A Quarter of American Men Live In or Near Poverty


October 7, 2015

This post was originally published by the San Francisco Chronicle on October 2, 2015.
men in poverty

Derrick, a 28-year-old Richmond man with an associate’s degree, loves his job doing after-school mentoring, tutoring, and coaching sports with elementary students in West Oakland, but with only 21 hours at work each week at $12.50 per hour, he struggles to pay his $1,400 rent and take care of his 1-year-old daughter.

“I like to give back to my community, but the pay is too little, there are not enough hours, and I get no benefits,” he said.

While he does weekend coaching, he’s also looking for a full-time job, even in a stockroom, just for the steady paycheck. “It puts you at a fork in the road. I see the nonmonetary benefits, but it’s a tight squeeze.”

Like 26.5 million other American men, he lives in or near poverty.

In an economy where wages have stagnated or fallen and median household incomes are no higher today than they were 25 years ago, it is important to remember that poverty and near-poverty incomes cross all racial, gender and age lines. In fact, 30 million men have incomes below $20,000 a year, and another 16 million have annual incomes between $20,000 and $30,000. A quarter of adult men live in or near poverty, with Millennials faring even worse. One in 3 males between the ages of 18 and 34 fall into this category.

Lest one thinks these are all lazy, ne’er-do-wells, 16 million low-income men work. Although more unmarried men with jobs fall into the ranks of the working poor, 22 percent of working husbands with children fall below the near-poverty threshold. Many have full-time jobs, some menial, some supposedly “white collar” working in stores and restaurants, but many more can’t find or hold on to jobs. It’s hard to know which is worse — to work full-time and struggle to make ends meet or not be able to find steady work to pay the bills.

Hardly the American Dream.

While racism and sexism have a significant effect on an individual’s economic fortunes, men have three unique problems as well:

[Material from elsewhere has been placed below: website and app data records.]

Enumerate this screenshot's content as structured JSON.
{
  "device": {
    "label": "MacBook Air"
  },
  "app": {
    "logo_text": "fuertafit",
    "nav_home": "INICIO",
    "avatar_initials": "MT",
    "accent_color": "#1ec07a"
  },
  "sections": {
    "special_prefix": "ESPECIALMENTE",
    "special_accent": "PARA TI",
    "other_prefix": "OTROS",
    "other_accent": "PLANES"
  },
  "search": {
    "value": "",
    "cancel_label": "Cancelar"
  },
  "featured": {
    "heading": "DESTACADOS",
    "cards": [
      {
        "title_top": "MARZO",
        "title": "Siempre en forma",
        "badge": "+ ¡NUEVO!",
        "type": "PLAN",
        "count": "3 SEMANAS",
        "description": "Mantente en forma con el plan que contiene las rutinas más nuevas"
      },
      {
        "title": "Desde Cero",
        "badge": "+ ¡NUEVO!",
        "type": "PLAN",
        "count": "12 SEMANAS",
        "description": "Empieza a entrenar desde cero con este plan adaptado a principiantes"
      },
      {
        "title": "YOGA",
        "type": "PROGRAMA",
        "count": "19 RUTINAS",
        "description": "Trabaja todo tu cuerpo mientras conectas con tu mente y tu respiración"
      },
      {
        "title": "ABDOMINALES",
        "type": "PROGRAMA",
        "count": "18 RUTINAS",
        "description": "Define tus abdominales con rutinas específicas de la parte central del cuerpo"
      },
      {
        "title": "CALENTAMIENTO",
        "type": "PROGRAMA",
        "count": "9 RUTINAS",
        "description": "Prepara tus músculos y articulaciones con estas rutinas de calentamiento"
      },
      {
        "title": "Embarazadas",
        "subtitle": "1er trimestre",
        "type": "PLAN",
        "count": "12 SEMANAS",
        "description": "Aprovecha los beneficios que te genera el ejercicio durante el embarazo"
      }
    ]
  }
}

Prison records: Men account for 9 out of 10 ex-offenders, who aren’t exactly at the front of the line when employers hire new workers. One in 3 men between the ages of 25 and 54 has a criminal record, including 1 in 10 who has had a felony conviction, according to a New York Times/Kaiser Family Foundation poll. Among black men, 1 in 4 had been convicted of a felony, a cause and effect of the vicious triad of racism, mass incarceration and poverty that Ta-Nehisi Coates examines in his book “Between the World and Me.” Most employers explicitly say that anyone with a conviction need not apply, writes Devah Pager, a Harvard sociologist and author of “Marked: Race, Crime, and Finding Work in an Era of Mass Incarceration.”

Labor force dropouts: Men have been dropping out of the labor force in significant numbers: 3 in 10 men over 20 don’t work, compared with 1 in 10 in the 1950s. Some may be trying to find jobs, some may be absentee fathers, and some simply may not have the motivation or skills to work.

Education: Men have been falling ever further behind women educationally, with one-third fewer men than women getting bachelor’s degrees. Although men still tend to get the top jobs, as women become dominant among those with professional degrees, many once overwhelmingly male, high-skilled occupations are becoming feminized.

Several things could enhance the fortunes of low-income men. The de-incarceration movement, and the related effort to help most ex-offenders get jobs, could help millions of men. While relatively well-paying, middle-skill employment, such as factory jobs, is not coming back, businesses and government could do a lot more to provide training opportunities that are an alternative to college. Strengthening the family, or at least changing child-support disincentives for noncustodial fathers to work, also would benefit many men and their children. And, for all those who blithely assert that “we lost the war on poverty,” if not for government assistance, poverty rates would be about two-thirds again higher. Stronger, smarter policies to reduce poverty would make a difference.

As David Martin, a new father who has worked in a Los Angeles nursing home for 10 years, said: “$11 an hour is not enough to support my family and provide healthy food, a stroller, and all the other things a baby needs.”


[Photo Credit: Gilbert Mercier via Flickr]

Census Bureau
minimum wage
Poverty and Income